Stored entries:
*-*-*
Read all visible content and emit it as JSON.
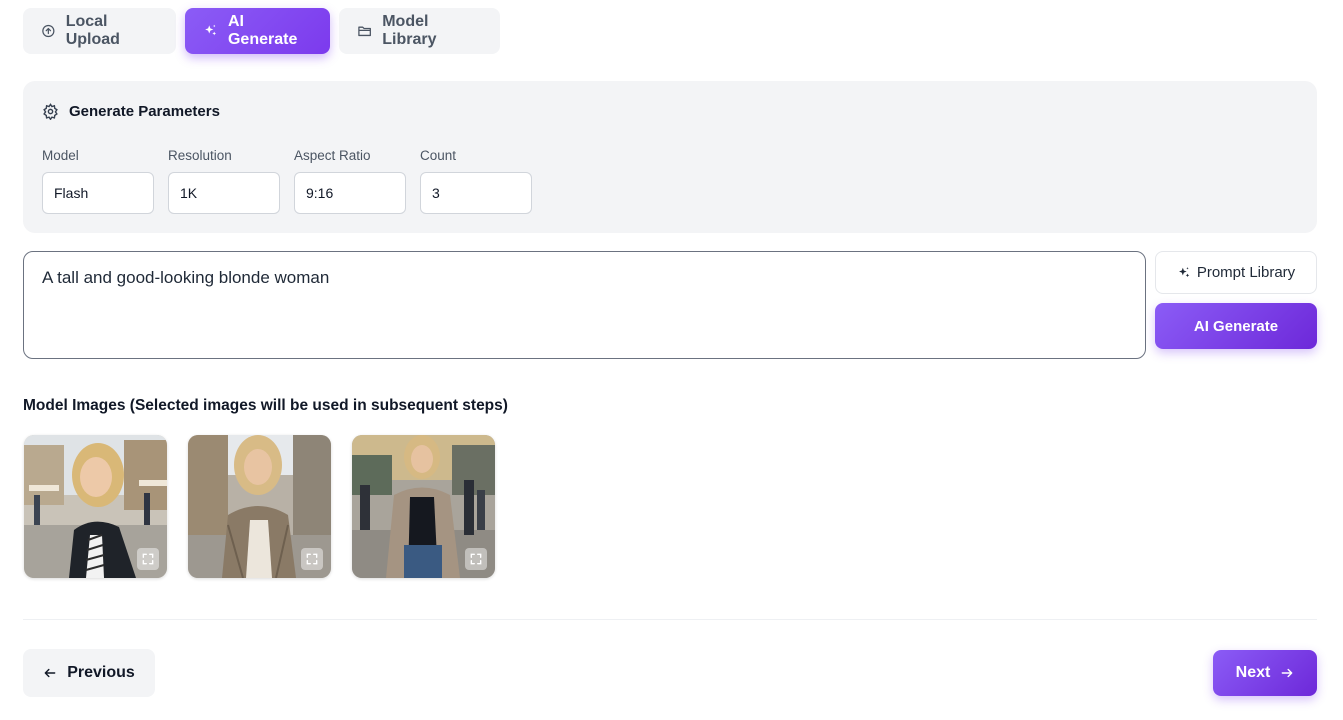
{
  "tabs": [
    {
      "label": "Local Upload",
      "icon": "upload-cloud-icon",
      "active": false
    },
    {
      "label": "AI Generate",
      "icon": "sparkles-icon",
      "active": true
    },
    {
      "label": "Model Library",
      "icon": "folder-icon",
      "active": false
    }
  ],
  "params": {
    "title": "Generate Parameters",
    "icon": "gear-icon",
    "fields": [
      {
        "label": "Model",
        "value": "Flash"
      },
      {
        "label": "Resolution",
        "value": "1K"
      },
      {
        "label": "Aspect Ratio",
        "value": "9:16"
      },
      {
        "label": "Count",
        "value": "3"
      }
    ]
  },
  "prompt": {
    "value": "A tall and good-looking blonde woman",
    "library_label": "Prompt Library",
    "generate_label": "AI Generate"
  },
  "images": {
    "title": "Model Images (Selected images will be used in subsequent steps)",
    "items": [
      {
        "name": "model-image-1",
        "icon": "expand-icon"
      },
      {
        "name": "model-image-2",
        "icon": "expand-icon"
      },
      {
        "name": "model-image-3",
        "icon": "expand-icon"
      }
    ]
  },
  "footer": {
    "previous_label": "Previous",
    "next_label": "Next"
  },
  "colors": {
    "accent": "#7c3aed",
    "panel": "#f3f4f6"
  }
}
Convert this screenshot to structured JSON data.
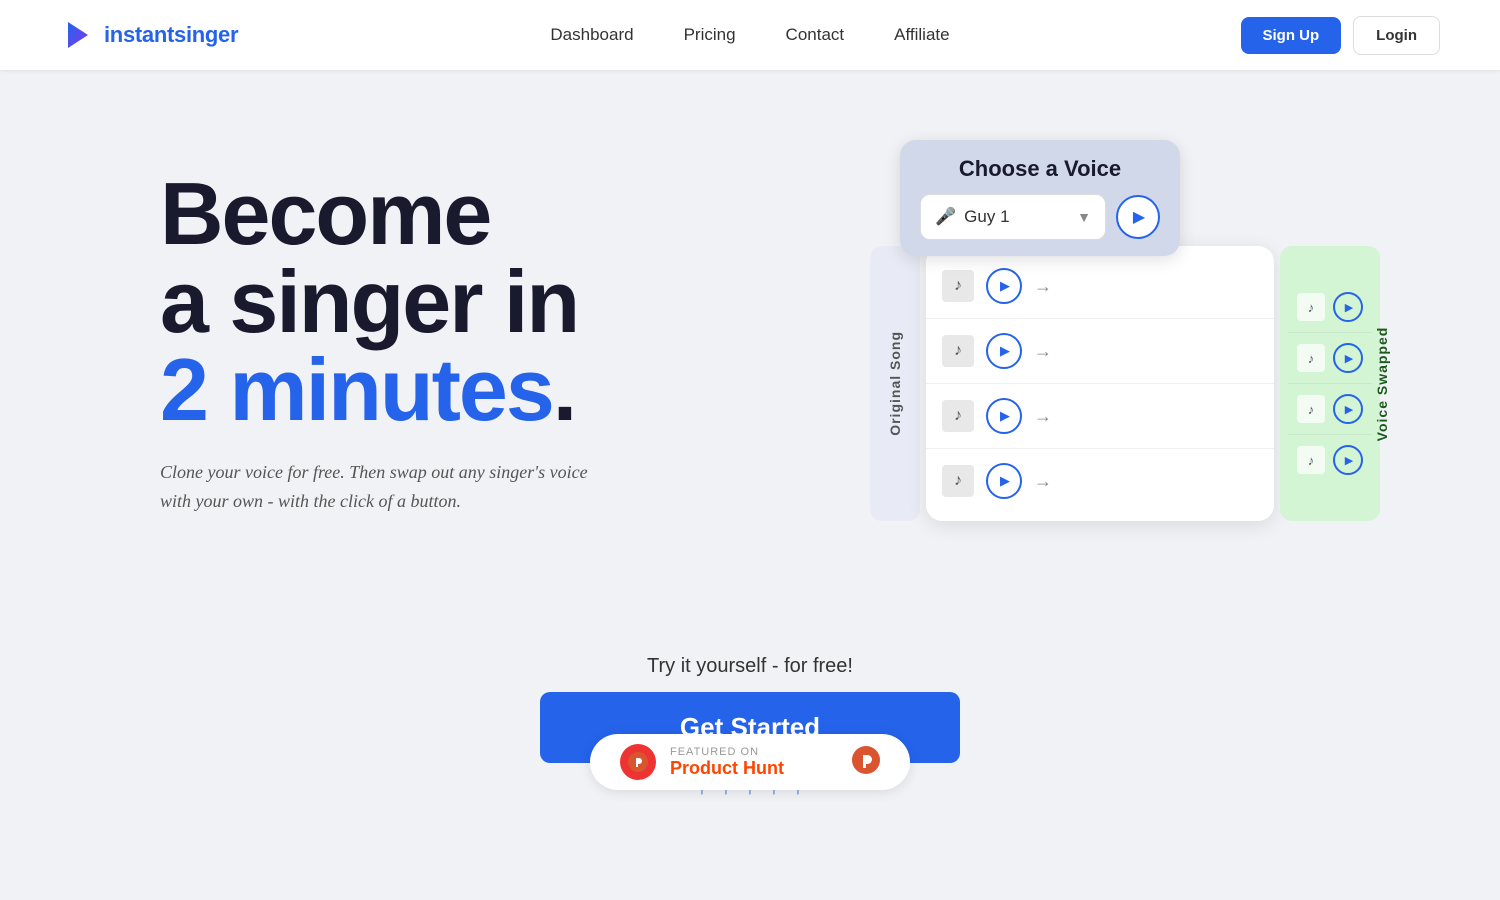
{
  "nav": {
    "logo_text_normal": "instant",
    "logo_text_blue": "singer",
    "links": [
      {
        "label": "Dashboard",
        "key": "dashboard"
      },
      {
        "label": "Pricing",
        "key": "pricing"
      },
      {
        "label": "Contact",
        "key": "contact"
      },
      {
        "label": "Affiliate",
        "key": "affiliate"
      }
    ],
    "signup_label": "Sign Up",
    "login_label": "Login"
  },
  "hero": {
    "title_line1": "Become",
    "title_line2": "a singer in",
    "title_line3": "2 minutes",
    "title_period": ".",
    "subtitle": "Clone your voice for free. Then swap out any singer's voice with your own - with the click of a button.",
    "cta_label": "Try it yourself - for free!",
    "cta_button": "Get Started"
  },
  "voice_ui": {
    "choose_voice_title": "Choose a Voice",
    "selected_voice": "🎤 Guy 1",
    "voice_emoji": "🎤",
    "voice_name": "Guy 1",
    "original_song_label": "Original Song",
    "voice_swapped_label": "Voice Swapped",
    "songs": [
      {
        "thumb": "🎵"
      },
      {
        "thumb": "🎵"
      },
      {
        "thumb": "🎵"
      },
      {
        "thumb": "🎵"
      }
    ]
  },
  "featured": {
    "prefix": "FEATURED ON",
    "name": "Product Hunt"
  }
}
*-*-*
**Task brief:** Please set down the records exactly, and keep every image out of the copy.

**Solution to the exercise:**
Read all visible content and emit it as JSON.
{
  "tabs": [
    {
      "label": "Local Upload",
      "icon": "upload-cloud-icon",
      "active": false
    },
    {
      "label": "AI Generate",
      "icon": "sparkles-icon",
      "active": true
    },
    {
      "label": "Model Library",
      "icon": "folder-icon",
      "active": false
    }
  ],
  "params": {
    "title": "Generate Parameters",
    "icon": "gear-icon",
    "fields": [
      {
        "label": "Model",
        "value": "Flash"
      },
      {
        "label": "Resolution",
        "value": "1K"
      },
      {
        "label": "Aspect Ratio",
        "value": "9:16"
      },
      {
        "label": "Count",
        "value": "3"
      }
    ]
  },
  "prompt": {
    "value": "A tall and good-looking blonde woman",
    "library_label": "Prompt Library",
    "generate_label": "AI Generate"
  },
  "images": {
    "title": "Model Images (Selected images will be used in subsequent steps)",
    "items": [
      {
        "name": "model-image-1",
        "icon": "expand-icon"
      },
      {
        "name": "model-image-2",
        "icon": "expand-icon"
      },
      {
        "name": "model-image-3",
        "icon": "expand-icon"
      }
    ]
  },
  "footer": {
    "previous_label": "Previous",
    "next_label": "Next"
  },
  "colors": {
    "accent": "#7c3aed",
    "panel": "#f3f4f6"
  }
}
Convert this screenshot to structured JSON data.
{
  "nav": {
    "logo_text_normal": "instant",
    "logo_text_blue": "singer",
    "links": [
      {
        "label": "Dashboard",
        "key": "dashboard"
      },
      {
        "label": "Pricing",
        "key": "pricing"
      },
      {
        "label": "Contact",
        "key": "contact"
      },
      {
        "label": "Affiliate",
        "key": "affiliate"
      }
    ],
    "signup_label": "Sign Up",
    "login_label": "Login"
  },
  "hero": {
    "title_line1": "Become",
    "title_line2": "a singer in",
    "title_line3": "2 minutes",
    "title_period": ".",
    "subtitle": "Clone your voice for free. Then swap out any singer's voice with your own - with the click of a button.",
    "cta_label": "Try it yourself - for free!",
    "cta_button": "Get Started"
  },
  "voice_ui": {
    "choose_voice_title": "Choose a Voice",
    "selected_voice": "🎤 Guy 1",
    "voice_emoji": "🎤",
    "voice_name": "Guy 1",
    "original_song_label": "Original Song",
    "voice_swapped_label": "Voice Swapped",
    "songs": [
      {
        "thumb": "🎵"
      },
      {
        "thumb": "🎵"
      },
      {
        "thumb": "🎵"
      },
      {
        "thumb": "🎵"
      }
    ]
  },
  "featured": {
    "prefix": "FEATURED ON",
    "name": "Product Hunt"
  }
}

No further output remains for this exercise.